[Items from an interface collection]
********
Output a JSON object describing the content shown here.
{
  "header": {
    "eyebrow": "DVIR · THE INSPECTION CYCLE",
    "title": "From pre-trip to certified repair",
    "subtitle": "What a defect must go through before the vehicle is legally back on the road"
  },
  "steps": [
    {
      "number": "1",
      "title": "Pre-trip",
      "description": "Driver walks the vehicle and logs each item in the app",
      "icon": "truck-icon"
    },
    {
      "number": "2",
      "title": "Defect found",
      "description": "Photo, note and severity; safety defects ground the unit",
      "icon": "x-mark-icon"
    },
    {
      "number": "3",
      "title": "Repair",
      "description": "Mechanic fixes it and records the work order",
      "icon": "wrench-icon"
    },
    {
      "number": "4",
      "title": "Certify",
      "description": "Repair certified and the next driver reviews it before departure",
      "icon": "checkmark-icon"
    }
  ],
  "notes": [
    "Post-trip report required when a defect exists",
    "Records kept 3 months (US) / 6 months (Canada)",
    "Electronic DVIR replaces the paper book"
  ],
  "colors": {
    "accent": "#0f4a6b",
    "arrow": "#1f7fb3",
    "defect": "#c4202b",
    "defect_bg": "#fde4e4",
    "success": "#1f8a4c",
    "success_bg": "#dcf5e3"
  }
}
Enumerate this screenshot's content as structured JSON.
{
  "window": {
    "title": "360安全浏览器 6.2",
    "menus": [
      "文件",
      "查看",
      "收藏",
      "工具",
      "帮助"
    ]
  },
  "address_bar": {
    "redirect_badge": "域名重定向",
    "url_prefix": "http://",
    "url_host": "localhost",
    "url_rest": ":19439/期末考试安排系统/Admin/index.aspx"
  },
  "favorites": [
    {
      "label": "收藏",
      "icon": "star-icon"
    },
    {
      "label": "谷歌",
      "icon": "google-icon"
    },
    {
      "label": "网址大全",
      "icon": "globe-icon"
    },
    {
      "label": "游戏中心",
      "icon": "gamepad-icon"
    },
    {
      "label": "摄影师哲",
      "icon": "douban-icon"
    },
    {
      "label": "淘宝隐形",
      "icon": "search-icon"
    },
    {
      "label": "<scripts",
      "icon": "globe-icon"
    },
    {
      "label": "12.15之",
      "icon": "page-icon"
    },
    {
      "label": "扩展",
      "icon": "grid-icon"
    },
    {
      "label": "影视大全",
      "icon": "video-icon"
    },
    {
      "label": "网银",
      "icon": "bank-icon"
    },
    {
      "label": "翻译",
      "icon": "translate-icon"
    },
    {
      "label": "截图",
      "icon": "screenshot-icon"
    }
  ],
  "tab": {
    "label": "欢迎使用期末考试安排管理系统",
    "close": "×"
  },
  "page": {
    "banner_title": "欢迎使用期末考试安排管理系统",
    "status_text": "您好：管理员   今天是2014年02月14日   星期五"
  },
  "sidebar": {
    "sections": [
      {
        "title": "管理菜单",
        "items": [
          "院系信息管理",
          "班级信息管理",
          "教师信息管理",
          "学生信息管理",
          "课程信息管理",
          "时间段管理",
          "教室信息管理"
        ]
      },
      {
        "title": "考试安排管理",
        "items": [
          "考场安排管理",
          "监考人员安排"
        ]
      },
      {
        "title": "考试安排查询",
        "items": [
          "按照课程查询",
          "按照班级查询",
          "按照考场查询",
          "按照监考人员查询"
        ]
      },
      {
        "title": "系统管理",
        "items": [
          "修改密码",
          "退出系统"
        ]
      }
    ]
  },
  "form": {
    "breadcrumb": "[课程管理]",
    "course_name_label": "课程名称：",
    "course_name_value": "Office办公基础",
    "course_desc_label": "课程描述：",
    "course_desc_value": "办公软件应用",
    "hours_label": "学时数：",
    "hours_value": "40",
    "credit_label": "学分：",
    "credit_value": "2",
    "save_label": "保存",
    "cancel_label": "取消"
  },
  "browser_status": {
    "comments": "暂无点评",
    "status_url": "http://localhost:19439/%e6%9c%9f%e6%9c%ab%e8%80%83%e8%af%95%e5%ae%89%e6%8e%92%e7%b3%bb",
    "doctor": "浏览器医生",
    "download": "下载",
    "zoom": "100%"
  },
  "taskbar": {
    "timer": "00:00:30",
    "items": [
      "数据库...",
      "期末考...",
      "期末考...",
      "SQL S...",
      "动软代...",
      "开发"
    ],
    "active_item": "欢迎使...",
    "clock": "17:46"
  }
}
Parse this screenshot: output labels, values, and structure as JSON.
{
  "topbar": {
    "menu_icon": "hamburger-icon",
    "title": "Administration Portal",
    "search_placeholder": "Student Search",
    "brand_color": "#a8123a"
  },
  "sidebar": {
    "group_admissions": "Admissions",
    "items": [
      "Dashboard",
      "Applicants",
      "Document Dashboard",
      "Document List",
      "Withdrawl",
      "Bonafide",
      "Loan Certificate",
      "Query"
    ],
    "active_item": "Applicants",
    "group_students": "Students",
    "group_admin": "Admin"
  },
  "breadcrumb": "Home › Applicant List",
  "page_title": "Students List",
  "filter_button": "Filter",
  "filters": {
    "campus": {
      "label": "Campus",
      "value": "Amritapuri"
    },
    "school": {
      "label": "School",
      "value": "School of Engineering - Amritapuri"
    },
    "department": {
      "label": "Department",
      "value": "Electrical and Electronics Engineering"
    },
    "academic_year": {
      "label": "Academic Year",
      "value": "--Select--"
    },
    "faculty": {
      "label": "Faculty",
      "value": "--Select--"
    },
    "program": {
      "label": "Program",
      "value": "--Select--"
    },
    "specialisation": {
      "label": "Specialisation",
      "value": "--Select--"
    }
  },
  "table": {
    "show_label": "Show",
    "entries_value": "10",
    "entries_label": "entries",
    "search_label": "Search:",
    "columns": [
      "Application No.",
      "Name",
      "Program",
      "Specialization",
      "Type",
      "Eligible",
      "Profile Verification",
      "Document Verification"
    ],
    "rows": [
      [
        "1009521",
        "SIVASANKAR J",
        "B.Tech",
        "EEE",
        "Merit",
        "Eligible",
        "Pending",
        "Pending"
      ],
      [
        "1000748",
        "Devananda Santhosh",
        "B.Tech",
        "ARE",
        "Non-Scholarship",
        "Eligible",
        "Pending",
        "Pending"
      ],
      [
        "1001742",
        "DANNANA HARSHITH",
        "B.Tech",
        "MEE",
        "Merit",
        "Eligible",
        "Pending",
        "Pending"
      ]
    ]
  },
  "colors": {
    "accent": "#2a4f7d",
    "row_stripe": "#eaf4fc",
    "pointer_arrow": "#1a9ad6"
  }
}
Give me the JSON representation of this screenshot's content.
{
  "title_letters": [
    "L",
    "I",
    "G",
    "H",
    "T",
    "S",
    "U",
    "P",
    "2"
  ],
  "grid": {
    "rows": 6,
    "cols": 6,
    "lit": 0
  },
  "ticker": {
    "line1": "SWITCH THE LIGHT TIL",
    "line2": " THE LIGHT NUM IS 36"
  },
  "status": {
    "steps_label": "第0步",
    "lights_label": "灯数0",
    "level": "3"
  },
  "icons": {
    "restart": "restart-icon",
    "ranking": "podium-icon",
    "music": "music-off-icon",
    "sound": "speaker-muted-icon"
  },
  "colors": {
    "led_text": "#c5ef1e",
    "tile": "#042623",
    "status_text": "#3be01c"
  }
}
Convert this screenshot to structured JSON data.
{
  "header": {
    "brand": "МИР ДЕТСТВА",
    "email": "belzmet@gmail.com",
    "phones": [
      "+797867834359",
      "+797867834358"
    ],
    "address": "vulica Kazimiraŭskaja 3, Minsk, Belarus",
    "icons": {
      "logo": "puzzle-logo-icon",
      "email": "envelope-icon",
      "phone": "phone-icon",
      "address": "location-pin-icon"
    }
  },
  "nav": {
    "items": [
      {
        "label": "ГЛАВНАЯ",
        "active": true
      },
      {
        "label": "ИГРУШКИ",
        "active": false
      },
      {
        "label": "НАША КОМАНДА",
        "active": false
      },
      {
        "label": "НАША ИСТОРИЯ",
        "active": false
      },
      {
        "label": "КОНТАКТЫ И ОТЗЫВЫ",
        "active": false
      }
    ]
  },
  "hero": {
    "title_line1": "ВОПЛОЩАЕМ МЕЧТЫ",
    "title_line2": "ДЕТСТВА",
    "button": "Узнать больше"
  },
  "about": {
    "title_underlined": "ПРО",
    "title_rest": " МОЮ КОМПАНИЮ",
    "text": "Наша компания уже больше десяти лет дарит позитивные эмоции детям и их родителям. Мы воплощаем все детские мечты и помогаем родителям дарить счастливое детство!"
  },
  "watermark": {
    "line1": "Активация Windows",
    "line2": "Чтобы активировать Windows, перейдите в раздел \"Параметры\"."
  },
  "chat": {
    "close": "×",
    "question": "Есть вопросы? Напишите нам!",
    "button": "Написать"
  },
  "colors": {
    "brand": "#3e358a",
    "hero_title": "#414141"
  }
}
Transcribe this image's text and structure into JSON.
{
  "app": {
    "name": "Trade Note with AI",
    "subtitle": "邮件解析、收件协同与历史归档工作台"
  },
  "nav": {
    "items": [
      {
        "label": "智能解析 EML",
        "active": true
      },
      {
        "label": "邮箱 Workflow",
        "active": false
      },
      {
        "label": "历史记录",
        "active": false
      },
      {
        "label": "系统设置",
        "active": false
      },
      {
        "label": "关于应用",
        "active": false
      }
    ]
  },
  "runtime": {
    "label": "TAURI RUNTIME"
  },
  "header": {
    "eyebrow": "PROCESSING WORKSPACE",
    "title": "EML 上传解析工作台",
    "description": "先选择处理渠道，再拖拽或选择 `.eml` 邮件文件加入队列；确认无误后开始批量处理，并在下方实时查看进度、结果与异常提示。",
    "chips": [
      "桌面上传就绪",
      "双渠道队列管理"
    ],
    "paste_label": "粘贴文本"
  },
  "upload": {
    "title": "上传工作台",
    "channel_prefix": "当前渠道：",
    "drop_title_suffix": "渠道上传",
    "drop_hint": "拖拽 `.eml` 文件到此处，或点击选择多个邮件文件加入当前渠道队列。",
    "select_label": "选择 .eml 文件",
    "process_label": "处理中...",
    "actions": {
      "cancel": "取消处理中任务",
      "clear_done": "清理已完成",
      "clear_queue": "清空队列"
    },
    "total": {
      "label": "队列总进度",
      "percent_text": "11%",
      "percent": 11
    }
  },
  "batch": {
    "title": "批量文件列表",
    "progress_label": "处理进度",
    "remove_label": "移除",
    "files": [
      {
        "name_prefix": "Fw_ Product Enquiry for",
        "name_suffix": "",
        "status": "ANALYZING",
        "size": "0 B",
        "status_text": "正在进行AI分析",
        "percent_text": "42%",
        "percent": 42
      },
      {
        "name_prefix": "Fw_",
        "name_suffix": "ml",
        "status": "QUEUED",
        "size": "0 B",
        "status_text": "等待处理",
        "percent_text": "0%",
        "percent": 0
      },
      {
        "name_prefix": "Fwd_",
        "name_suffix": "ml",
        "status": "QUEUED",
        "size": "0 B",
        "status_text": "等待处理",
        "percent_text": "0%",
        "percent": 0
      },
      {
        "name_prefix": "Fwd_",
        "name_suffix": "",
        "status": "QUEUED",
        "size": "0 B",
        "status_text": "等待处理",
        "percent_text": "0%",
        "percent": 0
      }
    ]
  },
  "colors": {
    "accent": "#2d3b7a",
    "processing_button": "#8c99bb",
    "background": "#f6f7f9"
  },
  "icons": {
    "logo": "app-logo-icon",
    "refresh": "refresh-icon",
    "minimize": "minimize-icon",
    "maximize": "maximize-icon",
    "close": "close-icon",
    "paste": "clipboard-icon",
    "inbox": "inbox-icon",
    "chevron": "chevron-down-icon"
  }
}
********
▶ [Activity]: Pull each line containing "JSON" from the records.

▶ [Completed task]:
Output a JSON object describing the content shown here.
Enumerate this screenshot's content as structured JSON.
Parse this screenshot: output labels, values, and structure as JSON.
Give me the JSON representation of this screenshot's content.
Convert this screenshot to structured JSON data.
Transcribe this image's text and structure into JSON.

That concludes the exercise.